Directions for this task => Every line holding the string "Subsurface" is to be copied from the entries below.

Records provided =>
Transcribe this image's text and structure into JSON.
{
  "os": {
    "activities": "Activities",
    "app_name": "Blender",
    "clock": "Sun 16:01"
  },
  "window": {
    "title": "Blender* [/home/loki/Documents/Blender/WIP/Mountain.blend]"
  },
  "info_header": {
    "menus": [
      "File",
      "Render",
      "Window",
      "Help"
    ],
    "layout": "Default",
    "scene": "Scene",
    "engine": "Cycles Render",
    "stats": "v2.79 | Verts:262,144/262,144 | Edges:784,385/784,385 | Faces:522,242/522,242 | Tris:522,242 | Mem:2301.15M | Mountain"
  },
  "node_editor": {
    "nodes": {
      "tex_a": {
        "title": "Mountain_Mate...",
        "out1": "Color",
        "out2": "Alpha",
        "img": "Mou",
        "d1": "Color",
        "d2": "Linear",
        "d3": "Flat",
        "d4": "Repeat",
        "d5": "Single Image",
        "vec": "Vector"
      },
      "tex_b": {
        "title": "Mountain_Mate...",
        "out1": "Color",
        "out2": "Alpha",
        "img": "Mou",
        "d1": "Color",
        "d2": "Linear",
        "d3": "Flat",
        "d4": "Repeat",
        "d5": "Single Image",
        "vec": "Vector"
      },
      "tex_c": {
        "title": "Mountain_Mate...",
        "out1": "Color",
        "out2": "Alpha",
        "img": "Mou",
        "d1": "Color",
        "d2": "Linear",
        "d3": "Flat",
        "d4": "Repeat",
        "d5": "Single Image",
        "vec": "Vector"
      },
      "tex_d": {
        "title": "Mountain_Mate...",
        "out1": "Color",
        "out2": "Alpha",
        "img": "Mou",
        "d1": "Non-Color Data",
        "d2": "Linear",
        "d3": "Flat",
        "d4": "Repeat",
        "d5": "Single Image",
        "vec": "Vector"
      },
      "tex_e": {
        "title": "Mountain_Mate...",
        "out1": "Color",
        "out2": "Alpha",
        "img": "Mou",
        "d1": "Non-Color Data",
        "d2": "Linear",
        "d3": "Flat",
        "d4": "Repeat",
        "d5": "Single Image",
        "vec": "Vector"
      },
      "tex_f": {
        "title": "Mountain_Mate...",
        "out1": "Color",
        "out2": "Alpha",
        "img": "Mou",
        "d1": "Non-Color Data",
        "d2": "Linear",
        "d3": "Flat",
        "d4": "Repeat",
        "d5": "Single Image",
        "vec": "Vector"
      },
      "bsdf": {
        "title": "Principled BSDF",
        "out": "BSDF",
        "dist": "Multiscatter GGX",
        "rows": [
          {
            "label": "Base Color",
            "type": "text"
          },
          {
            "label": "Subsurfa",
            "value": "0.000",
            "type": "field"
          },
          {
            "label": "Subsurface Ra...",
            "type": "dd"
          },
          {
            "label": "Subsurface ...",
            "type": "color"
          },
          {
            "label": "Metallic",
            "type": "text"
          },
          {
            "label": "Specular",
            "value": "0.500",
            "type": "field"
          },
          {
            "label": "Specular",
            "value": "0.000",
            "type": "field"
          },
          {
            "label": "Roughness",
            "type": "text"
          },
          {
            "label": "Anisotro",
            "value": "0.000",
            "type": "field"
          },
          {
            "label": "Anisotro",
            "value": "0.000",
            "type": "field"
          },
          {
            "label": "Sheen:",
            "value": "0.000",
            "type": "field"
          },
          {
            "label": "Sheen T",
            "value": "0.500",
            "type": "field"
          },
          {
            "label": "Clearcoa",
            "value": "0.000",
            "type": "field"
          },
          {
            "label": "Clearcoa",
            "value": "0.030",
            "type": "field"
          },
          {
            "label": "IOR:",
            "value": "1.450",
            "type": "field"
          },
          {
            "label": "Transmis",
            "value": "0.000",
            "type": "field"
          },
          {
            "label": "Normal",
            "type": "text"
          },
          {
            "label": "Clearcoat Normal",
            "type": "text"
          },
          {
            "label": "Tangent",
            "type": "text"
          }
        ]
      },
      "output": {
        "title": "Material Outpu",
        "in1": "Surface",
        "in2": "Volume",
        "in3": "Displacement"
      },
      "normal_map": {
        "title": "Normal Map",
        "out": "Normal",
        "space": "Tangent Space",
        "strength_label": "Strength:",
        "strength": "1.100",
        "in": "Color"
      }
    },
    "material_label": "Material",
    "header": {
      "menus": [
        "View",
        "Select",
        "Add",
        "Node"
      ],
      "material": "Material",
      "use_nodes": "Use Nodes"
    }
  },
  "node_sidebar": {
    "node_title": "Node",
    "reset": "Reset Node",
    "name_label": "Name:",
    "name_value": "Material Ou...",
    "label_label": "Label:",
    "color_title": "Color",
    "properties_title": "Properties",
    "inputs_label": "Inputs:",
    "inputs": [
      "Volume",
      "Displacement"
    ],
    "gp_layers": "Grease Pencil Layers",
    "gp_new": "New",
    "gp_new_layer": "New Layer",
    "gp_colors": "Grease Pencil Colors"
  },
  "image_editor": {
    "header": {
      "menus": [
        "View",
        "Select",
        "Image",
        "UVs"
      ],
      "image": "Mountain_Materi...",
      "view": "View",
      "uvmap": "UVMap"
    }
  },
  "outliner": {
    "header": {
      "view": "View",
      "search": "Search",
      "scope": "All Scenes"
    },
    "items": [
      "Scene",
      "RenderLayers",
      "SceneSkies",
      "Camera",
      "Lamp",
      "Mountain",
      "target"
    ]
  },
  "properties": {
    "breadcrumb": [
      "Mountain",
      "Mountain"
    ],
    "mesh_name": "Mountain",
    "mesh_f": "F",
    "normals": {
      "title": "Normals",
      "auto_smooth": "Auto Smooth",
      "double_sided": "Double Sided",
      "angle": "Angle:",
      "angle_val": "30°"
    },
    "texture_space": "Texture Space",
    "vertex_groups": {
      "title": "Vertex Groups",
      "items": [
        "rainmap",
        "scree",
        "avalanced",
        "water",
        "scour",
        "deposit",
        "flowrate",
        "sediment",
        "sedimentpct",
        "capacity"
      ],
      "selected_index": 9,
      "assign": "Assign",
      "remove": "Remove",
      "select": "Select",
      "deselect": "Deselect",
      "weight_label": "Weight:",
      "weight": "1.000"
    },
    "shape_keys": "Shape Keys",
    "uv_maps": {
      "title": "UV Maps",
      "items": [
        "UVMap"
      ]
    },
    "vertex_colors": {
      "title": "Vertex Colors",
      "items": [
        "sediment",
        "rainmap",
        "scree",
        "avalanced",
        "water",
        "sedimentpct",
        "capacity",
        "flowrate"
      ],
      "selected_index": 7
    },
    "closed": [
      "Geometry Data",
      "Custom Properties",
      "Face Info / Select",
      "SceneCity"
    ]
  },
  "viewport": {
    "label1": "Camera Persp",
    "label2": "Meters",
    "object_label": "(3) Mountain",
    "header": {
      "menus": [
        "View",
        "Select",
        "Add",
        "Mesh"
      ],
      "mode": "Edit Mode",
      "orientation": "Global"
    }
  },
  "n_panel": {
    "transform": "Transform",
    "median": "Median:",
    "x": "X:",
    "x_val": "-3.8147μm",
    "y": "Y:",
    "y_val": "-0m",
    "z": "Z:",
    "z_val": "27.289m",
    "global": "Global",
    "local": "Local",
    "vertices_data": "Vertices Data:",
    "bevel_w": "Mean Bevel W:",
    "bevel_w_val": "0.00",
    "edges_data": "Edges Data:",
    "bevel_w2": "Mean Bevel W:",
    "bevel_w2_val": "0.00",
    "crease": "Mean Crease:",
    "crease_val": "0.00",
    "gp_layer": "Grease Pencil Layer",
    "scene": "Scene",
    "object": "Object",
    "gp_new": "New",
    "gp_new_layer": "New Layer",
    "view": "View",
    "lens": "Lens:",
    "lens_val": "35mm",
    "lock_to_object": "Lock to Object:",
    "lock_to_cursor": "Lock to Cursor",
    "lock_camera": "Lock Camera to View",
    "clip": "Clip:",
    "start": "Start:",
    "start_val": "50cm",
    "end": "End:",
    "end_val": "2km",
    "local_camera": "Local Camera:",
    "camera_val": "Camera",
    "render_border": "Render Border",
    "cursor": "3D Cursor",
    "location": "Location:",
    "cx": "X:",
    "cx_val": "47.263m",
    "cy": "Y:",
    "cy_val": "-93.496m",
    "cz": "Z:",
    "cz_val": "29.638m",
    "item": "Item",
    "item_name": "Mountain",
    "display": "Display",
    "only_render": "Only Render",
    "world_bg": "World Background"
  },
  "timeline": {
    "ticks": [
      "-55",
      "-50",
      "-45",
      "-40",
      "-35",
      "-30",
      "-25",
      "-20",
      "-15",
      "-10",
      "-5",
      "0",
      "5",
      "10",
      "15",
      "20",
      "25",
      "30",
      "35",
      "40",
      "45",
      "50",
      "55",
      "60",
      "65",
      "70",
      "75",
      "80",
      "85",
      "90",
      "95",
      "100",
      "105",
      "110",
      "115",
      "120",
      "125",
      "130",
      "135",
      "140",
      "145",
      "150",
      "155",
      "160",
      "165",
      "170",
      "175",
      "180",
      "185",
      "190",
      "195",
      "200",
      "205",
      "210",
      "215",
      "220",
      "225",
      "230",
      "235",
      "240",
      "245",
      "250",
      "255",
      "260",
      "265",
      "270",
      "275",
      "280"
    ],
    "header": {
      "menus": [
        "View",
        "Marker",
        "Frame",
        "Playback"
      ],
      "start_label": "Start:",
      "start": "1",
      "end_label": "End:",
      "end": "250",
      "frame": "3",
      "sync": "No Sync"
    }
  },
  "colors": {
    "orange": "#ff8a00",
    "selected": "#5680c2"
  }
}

Result =>
            "label": "Subsurface Ra...",
            "label": "Subsurface ...",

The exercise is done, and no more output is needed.